SARATOGA SPRINGS, N.Y. -- Although Bet Twice and Alysheba have been in the public eye for months, their most recent battle in the Haskell Invitational at Monmouth Park was a revelation about their talents.

At least it was for The Washington Post's racing columnist, who has been thoroughly wrong about these colts on two counts: Alysheba does not need the diuretic Lasix to do his best. Although he lost the Haskell when trainer Jack Van Berg elected not to treat him with the medication, Alysheba's performance was as good as any in his career. Contrary to the impression a few months ago that the current generation of 3-year-olds is a mediocre group, Bet Twice and Alysheba have disproved that notion. Both are admirable racehorses.

These conclusions from the Haskell have helped set the stage for the Travers Stakes at Saratoga Saturday. The $1 million event won't be clouded by questions about medication. It doesn't rest on any phony hype for overrated horses. It is going to be a genuinely great championship confrontation -- attracting not only Bet Twice and Alysheba but also the highly regarded Java Gold, Temperate Sil, Gulch and Fortunate Moment. Officials here are preparing to handle the largest crowd in Saratoga's history.

This has come to pass because the careers of Bet Twice and Alysheba have developed in a way much different from the usual pattern of Triple Crown runners.

Three-year-olds usually are drilled so hard before the spring classics and raced so hard in them that they tail off thereafter. Relatively few winners of Triple Crown events go on to show great new dimensions to their talents. Last year, Ferdinand, Snow Chief and Danzig Connection each hit the peak of his career with his classic victory.

So when Alysheba beat Bet Twice in an excruciatingly slow Kentucky Derby, and then won the Preakness in moderate time, I consulted my speed figures and consigned him to the category of forgettable classic winners like Gato Del Sol, Sunny's Halo and Deputed Testamony.

I was unmoved when one of the colleagues I most respect, Steve Davidowitz, argued against my assessment: "There are ways to judge horses besides looking at figures, and one of them is to look at their athleticism. What Alysheba did in the Kentucky Derby {recovering from a near fall at the top of the stretch} was one of the most extraordinary things you'll ever see on a race track. So what if he ran in 2:03?"

It was not until the Haskell Invitational that the athletic virtues of Alysheba and Bet Twice were obvious to the rest of us dunderheads. It was remarkable even that the colts were still fit and sharp after going through the wringer of the Triple Crown series; plenty of 3-year-olds need months of rest by this stage of their campaign.
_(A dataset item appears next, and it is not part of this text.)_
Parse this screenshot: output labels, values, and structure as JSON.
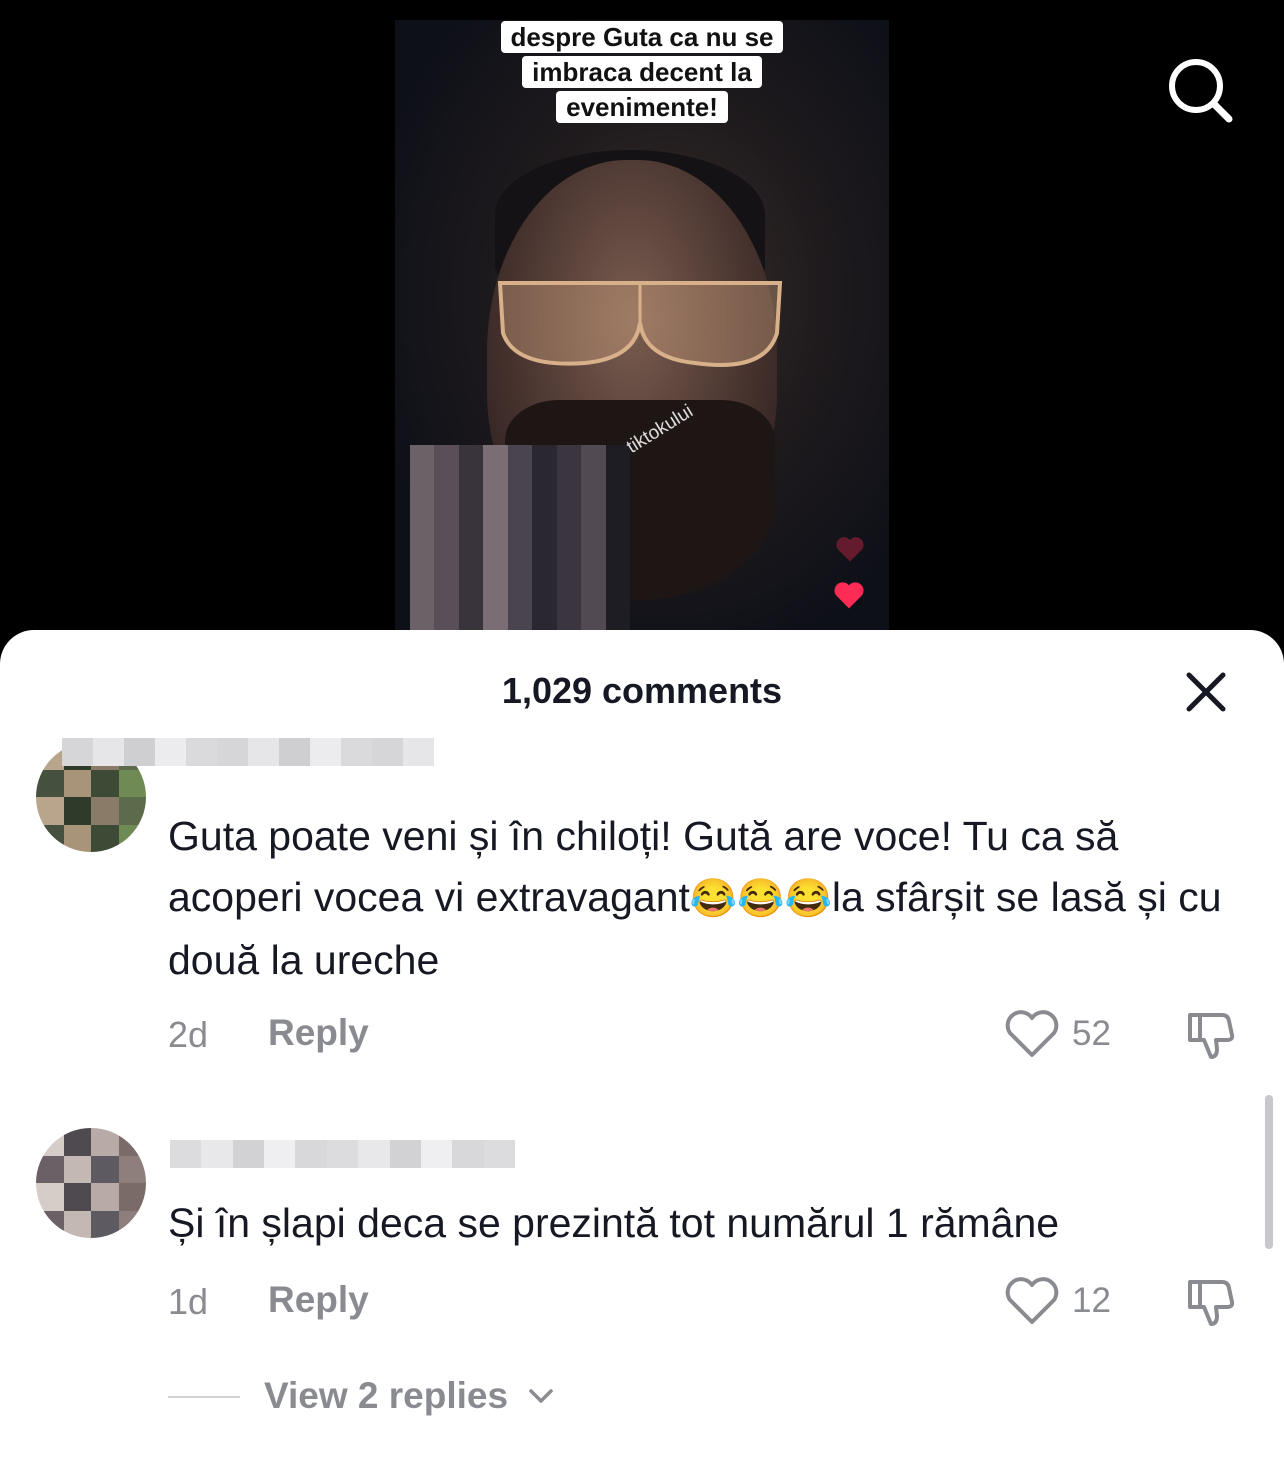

But what they did in the Haskell was more remarkable still. Bet Twice and Alysheba were facing a formidable rival, Lost Code, who was the only speed horse in the field. Neither of the favorites could afford to let Lost Code get too far in front.

So both Bet Twice and Alysheba were forced to change their customary styles and chase the front-runner. In the vast majority of cases, a horse like Lost Code will have an insuperable advantage when he can control the race in this fashion. But Bet Twice and Alysheba played Lost Code's game and ran him down in the stretch, with Bet Twice winning a three-horse photo in the excellent time of 1:47 for the 1 1/8 miles.

From the standpoint of speed figures, every race these horses have run together -- Derby, Preakness, Belmont, Haskell -- has been faster than the one preceding it. The 3-year-olds are now running at least as well as the country's top older horses (Broad Brush, Waquoit, Ferdinand), which is the acid test of any 3-year-old crop.

While I have revised most of my opinions about Alysheba and Bet Twice, I am still somewhat mystified by the Lasix factor in their rivalry. Van Berg was clearly right that Alysheba didn't need Lasix in the Haskell, but the colt's poor performance without Lasix in the Belmont remains unexplained. Horses of this caliber rarely run bad races for no reason. I can only guess that a horse's form may sometimes decline in its first race without Lasix, and then return to normal thereafter -- assuming the horse isn't a severe bleeder who can't live without it. If Alysheba had used Lasix in the Haskell, maybe he would have been heading for another bad performance in the Travers.

But with the Lasix issue resolved, there is no reason to think that the Travers will be anything but a classic battle. Even those of us who once staunchly refused to join the fan clubs of Bet Twice and Alysheba are now savoring the prospects.